▶ **Instructions to follow**:
Your answer must be a word-for-word copy of the data.
# # # # #
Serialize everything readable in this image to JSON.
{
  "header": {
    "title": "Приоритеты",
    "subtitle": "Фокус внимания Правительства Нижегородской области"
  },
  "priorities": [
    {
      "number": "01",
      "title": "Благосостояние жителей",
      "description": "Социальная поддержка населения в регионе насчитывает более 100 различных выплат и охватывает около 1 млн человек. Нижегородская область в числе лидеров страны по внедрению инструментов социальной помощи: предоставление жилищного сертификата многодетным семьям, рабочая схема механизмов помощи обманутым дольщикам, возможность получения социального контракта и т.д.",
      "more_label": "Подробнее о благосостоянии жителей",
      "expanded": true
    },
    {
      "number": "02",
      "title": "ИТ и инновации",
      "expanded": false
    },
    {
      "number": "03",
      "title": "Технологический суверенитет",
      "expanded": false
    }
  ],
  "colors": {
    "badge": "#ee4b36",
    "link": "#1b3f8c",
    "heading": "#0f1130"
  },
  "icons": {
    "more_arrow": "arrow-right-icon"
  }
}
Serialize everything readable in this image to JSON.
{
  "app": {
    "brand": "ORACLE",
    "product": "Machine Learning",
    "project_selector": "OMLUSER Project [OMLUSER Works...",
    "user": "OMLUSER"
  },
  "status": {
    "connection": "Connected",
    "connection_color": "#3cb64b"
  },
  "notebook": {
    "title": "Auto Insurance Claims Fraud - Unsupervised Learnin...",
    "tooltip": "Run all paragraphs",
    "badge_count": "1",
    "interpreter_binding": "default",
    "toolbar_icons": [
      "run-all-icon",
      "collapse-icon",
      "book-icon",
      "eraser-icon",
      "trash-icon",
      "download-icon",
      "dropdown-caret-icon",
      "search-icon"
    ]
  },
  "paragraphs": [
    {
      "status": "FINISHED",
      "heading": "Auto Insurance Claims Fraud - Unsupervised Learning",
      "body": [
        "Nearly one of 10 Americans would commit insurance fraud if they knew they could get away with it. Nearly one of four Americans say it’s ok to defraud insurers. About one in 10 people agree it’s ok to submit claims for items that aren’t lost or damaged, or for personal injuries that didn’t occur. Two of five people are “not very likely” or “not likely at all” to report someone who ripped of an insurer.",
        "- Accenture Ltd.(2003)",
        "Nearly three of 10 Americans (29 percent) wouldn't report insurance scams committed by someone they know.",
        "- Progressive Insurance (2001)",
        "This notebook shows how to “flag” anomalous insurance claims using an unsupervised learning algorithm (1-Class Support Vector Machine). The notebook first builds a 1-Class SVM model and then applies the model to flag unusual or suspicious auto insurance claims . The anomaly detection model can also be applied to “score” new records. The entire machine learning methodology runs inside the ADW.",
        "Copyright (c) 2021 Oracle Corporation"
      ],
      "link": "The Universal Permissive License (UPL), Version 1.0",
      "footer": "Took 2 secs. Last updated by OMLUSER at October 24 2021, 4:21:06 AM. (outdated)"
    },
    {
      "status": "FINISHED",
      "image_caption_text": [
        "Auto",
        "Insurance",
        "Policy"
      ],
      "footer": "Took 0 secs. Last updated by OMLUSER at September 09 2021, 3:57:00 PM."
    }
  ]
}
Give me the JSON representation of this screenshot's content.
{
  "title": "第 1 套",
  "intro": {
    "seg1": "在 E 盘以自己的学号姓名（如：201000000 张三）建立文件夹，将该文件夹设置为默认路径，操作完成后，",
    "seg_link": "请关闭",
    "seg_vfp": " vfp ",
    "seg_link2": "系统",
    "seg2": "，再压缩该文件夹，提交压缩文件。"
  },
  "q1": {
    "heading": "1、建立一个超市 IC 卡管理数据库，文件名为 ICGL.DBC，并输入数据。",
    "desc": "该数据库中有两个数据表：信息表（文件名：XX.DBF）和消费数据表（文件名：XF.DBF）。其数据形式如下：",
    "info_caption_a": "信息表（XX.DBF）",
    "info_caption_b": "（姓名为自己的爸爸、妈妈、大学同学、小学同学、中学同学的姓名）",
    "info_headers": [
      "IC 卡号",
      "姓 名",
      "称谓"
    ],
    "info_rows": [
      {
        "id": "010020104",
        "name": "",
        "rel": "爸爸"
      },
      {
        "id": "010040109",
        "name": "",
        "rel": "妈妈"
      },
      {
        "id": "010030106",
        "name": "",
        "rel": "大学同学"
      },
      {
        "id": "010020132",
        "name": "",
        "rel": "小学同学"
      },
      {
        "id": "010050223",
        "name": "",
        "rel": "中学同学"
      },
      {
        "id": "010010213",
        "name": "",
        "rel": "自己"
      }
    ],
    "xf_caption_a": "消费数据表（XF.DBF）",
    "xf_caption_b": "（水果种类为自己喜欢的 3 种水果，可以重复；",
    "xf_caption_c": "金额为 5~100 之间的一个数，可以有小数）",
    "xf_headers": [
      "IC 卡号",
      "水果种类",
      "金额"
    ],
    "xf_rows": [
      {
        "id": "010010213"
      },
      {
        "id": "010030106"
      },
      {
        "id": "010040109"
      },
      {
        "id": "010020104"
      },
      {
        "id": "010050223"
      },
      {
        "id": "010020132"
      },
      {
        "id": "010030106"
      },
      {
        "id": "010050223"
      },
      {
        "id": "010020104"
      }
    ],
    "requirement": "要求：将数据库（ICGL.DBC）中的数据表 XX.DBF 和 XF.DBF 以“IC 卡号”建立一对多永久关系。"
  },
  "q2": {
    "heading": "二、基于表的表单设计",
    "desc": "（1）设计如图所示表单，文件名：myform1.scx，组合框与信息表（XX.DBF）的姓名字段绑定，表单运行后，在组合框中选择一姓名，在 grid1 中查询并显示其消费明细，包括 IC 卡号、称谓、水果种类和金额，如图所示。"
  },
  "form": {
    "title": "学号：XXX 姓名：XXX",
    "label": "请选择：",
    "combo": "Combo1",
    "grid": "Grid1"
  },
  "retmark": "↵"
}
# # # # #
▶ **Exercise solution**:
Serialize everything readable in this image to JSON.
{
  "header": {
    "title": "Приоритеты",
    "subtitle": "Фокус внимания Правительства Нижегородской области"
  },
  "priorities": [
    {
      "number": "01",
      "title": "Благосостояние жителей",
      "description": "Социальная поддержка населения в регионе насчитывает более 100 различных выплат и охватывает около 1 млн человек. Нижегородская область в числе лидеров страны по внедрению инструментов социальной помощи: предоставление жилищного сертификата многодетным семьям, рабочая схема механизмов помощи обманутым дольщикам, возможность получения социального контракта и т.д.",
      "more_label": "Подробнее о благосостоянии жителей",
      "expanded": true
    },
    {
      "number": "02",
      "title": "ИТ и инновации",
      "expanded": false
    },
    {
      "number": "03",
      "title": "Технологический суверенитет",
      "expanded": false
    }
  ],
  "colors": {
    "badge": "#ee4b36",
    "link": "#1b3f8c",
    "heading": "#0f1130"
  },
  "icons": {
    "more_arrow": "arrow-right-icon"
  }
}
Serialize everything readable in this image to JSON.
{
  "app": {
    "brand": "ORACLE",
    "product": "Machine Learning",
    "project_selector": "OMLUSER Project [OMLUSER Works...",
    "user": "OMLUSER"
  },
  "status": {
    "connection": "Connected",
    "connection_color": "#3cb64b"
  },
  "notebook": {
    "title": "Auto Insurance Claims Fraud - Unsupervised Learnin...",
    "tooltip": "Run all paragraphs",
    "badge_count": "1",
    "interpreter_binding": "default",
    "toolbar_icons": [
      "run-all-icon",
      "collapse-icon",
      "book-icon",
      "eraser-icon",
      "trash-icon",
      "download-icon",
      "dropdown-caret-icon",
      "search-icon"
    ]
  },
  "paragraphs": [
    {
      "status": "FINISHED",
      "heading": "Auto Insurance Claims Fraud - Unsupervised Learning",
      "body": [
        "Nearly one of 10 Americans would commit insurance fraud if they knew they could get away with it. Nearly one of four Americans say it’s ok to defraud insurers. About one in 10 people agree it’s ok to submit claims for items that aren’t lost or damaged, or for personal injuries that didn’t occur. Two of five people are “not very likely” or “not likely at all” to report someone who ripped of an insurer.",
        "- Accenture Ltd.(2003)",
        "Nearly three of 10 Americans (29 percent) wouldn't report insurance scams committed by someone they know.",
        "- Progressive Insurance (2001)",
        "This notebook shows how to “flag” anomalous insurance claims using an unsupervised learning algorithm (1-Class Support Vector Machine). The notebook first builds a 1-Class SVM model and then applies the model to flag unusual or suspicious auto insurance claims . The anomaly detection model can also be applied to “score” new records. The entire machine learning methodology runs inside the ADW.",
        "Copyright (c) 2021 Oracle Corporation"
      ],
      "link": "The Universal Permissive License (UPL), Version 1.0",
      "footer": "Took 2 secs. Last updated by OMLUSER at October 24 2021, 4:21:06 AM. (outdated)"
    },
    {
      "status": "FINISHED",
      "image_caption_text": [
        "Auto",
        "Insurance",
        "Policy"
      ],
      "footer": "Took 0 secs. Last updated by OMLUSER at September 09 2021, 3:57:00 PM."
    }
  ]
}
Give me the JSON representation of this screenshot's content.
{
  "title": "第 1 套",
  "intro": {
    "seg1": "在 E 盘以自己的学号姓名（如：201000000 张三）建立文件夹，将该文件夹设置为默认路径，操作完成后，",
    "seg_link": "请关闭",
    "seg_vfp": " vfp ",
    "seg_link2": "系统",
    "seg2": "，再压缩该文件夹，提交压缩文件。"
  },
  "q1": {
    "heading": "1、建立一个超市 IC 卡管理数据库，文件名为 ICGL.DBC，并输入数据。",
    "desc": "该数据库中有两个数据表：信息表（文件名：XX.DBF）和消费数据表（文件名：XF.DBF）。其数据形式如下：",
    "info_caption_a": "信息表（XX.DBF）",
    "info_caption_b": "（姓名为自己的爸爸、妈妈、大学同学、小学同学、中学同学的姓名）",
    "info_headers": [
      "IC 卡号",
      "姓 名",
      "称谓"
    ],
    "info_rows": [
      {
        "id": "010020104",
        "name": "",
        "rel": "爸爸"
      },
      {
        "id": "010040109",
        "name": "",
        "rel": "妈妈"
      },
      {
        "id": "010030106",
        "name": "",
        "rel": "大学同学"
      },
      {
        "id": "010020132",
        "name": "",
        "rel": "小学同学"
      },
      {
        "id": "010050223",
        "name": "",
        "rel": "中学同学"
      },
      {
        "id": "010010213",
        "name": "",
        "rel": "自己"
      }
    ],
    "xf_caption_a": "消费数据表（XF.DBF）",
    "xf_caption_b": "（水果种类为自己喜欢的 3 种水果，可以重复；",
    "xf_caption_c": "金额为 5~100 之间的一个数，可以有小数）",
    "xf_headers": [
      "IC 卡号",
      "水果种类",
      "金额"
    ],
    "xf_rows": [
      {
        "id": "010010213"
      },
      {
        "id": "010030106"
      },
      {
        "id": "010040109"
      },
      {
        "id": "010020104"
      },
      {
        "id": "010050223"
      },
      {
        "id": "010020132"
      },
      {
        "id": "010030106"
      },
      {
        "id": "010050223"
      },
      {
        "id": "010020104"
      }
    ],
    "requirement": "要求：将数据库（ICGL.DBC）中的数据表 XX.DBF 和 XF.DBF 以“IC 卡号”建立一对多永久关系。"
  },
  "q2": {
    "heading": "二、基于表的表单设计",
    "desc": "（1）设计如图所示表单，文件名：myform1.scx，组合框与信息表（XX.DBF）的姓名字段绑定，表单运行后，在组合框中选择一姓名，在 grid1 中查询并显示其消费明细，包括 IC 卡号、称谓、水果种类和金额，如图所示。"
  },
  "form": {
    "title": "学号：XXX 姓名：XXX",
    "label": "请选择：",
    "combo": "Combo1",
    "grid": "Grid1"
  },
  "retmark": "↵"
}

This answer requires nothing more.